Everything that felt so strange and out of place when The Cable Guy was first released seems to make a lot more sense now. And people are starting to take notice. While revisiting the film for its twentieth anniversary for the AV Club, A.A. Dowd had a pretty simple explanation for why people didn’t like it: “Audiences were freaked out by it.” And they should have been freaked out. Carrey threw a fastball when everyone was expecting his whacky screwball. It was a risky move, but as Dowd points out, it “was also the first sign that there was more to its in-demand leading man than rubbery features and a brave, almost pathological willingness to look foolish.”
Dylan Gray praised The Cable Guy in a column for The Daily Illini, calling it an “incredibly cynical, poignant and succinct indictment of the modern media environment.” Gray writes that the film isn’t perfect and maybe doesn’t even succeed if viewed as a comedy. “But when read as a critique of the modern media world 20 years before its time, the beauty of the film is much more pronounced. Media saturation is dangerous, and living outside of the fabricated world is important to our psychological adjustment.”
More recently, Chris Cabin of Slant called the film Stiller’s best work as a director, noting his use of Dutch angles and his ability to handle a dream sequence. “The times had to catch up with The Cable Guy,” Cabins writes, “and now seen in hindsight, the film seems as bold an American comedic statement as was available in the mid-to-late ’90s.”

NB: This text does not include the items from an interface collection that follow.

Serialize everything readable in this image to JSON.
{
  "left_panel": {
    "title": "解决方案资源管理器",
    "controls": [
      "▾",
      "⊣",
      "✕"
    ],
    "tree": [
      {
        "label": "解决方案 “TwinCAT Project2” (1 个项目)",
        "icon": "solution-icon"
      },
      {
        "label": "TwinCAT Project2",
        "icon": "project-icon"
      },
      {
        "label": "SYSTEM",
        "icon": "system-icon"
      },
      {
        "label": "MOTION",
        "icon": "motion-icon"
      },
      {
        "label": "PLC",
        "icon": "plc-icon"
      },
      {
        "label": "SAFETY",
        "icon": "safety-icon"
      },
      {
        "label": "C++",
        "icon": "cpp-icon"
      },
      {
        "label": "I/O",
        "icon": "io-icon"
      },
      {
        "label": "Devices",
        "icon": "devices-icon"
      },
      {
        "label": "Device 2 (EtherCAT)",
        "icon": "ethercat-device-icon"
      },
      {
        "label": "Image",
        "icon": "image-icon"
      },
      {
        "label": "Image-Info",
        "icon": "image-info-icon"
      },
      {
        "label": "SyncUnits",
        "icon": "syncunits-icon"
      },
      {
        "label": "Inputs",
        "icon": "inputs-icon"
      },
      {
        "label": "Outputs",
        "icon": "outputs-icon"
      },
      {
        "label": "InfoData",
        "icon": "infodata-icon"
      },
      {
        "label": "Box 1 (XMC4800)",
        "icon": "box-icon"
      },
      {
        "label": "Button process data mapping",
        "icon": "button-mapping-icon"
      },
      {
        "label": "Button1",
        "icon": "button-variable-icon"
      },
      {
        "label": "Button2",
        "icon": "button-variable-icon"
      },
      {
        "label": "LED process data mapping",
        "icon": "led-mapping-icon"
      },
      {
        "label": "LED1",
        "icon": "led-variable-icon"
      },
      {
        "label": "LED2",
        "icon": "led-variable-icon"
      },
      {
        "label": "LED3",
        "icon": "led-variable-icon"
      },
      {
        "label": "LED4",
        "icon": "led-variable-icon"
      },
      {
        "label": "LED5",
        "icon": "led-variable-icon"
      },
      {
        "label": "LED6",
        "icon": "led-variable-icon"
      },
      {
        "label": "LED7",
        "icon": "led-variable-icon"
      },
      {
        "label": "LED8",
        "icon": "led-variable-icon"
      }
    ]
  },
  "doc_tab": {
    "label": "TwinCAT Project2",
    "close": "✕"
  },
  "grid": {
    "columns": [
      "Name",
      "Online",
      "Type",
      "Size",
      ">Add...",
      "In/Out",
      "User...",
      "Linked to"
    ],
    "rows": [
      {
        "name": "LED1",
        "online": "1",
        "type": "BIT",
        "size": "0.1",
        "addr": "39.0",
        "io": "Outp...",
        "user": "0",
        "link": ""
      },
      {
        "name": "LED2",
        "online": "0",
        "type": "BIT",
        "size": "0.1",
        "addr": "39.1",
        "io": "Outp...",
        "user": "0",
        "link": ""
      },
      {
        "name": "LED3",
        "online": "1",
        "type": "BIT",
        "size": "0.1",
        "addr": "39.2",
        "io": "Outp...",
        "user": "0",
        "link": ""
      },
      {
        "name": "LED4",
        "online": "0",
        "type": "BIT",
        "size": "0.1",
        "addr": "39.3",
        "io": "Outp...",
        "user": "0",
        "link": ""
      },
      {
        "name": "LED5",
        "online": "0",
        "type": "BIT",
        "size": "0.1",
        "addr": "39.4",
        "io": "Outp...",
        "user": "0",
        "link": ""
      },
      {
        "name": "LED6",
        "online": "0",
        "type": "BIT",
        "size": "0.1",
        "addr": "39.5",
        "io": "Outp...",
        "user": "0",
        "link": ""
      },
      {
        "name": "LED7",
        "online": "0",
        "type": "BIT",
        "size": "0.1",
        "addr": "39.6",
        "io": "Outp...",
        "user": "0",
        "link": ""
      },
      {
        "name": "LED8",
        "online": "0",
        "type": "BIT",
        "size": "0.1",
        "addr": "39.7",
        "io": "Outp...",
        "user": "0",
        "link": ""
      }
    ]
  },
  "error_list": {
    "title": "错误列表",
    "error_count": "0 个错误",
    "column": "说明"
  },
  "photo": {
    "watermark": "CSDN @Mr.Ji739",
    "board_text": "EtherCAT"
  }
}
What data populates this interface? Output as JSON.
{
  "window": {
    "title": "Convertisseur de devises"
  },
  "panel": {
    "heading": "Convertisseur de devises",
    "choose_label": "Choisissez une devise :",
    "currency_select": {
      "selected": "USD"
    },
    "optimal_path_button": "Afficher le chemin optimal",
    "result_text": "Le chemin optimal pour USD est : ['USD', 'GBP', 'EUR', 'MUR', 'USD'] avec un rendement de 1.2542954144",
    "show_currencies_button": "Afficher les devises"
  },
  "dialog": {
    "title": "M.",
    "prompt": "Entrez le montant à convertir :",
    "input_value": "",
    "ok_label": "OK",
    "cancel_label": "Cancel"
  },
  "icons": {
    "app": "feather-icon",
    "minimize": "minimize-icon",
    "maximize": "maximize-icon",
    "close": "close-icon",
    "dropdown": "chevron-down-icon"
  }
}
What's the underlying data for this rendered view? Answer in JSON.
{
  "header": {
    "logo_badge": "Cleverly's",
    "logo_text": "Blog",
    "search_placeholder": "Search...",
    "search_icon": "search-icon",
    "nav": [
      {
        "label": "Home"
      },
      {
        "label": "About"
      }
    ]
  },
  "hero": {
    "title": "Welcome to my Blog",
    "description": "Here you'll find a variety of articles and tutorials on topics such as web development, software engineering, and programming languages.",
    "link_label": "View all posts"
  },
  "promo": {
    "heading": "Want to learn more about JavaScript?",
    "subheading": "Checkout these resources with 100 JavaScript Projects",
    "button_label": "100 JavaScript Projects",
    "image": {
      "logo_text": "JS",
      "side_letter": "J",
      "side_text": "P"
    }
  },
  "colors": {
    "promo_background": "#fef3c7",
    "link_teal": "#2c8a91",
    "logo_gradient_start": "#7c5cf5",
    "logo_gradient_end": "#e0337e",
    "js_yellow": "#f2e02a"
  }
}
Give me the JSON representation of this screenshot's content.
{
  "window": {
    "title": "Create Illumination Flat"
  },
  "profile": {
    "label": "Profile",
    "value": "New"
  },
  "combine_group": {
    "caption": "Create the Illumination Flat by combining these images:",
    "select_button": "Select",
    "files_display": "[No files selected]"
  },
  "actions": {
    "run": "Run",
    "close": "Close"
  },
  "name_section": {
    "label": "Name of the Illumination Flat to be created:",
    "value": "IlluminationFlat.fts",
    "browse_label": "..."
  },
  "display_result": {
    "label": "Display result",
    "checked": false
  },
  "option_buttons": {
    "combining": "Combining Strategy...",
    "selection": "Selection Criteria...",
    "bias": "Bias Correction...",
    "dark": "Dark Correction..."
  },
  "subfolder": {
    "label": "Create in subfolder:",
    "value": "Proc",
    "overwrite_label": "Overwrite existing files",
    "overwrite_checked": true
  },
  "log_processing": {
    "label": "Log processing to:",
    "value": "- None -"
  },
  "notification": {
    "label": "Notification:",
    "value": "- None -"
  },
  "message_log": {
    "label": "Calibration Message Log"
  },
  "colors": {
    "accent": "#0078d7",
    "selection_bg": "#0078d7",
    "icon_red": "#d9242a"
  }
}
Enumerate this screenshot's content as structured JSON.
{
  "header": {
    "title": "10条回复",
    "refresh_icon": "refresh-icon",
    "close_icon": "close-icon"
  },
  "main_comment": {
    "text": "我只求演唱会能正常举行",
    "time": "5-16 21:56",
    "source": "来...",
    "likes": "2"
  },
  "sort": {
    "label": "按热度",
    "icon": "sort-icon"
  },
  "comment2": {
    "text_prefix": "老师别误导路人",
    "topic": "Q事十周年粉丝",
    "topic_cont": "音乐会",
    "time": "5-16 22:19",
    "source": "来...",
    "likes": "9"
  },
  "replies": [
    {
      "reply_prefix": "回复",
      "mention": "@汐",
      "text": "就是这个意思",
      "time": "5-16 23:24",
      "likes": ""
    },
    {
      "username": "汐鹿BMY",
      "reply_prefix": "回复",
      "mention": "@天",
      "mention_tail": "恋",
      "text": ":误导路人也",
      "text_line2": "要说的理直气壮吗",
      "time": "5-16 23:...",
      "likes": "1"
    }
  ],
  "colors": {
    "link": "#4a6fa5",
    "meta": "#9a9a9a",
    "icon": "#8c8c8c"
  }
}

In retrospect, it’s easy to see how The Cable Guy caught so many people off guard back in 1996. It’s not uncommon for A-list stars to veer off course and try something different than what their reputation suggests. But they usually step over to the arthouse world and do something low-key that only reaches audiences that are guaranteed to like it. Carrey decided to get weird out in the open with other big stars while taking a record-setting paycheck. The audience didn’t have the chance to prepare properly. These days we’re better prepared. Not only are we more accustomed to the range Carrey has as a performer, but the film’s subject matter is more relevant than ever. The Cable Guy may focus on its titular character, but it’s really a snapshot of America’s obsession with tabloid news and the influence of what we choose to consume and how we consume it. In the social media, TMZ-crazed society we currently live in, The Cable Guy hits harder than ever.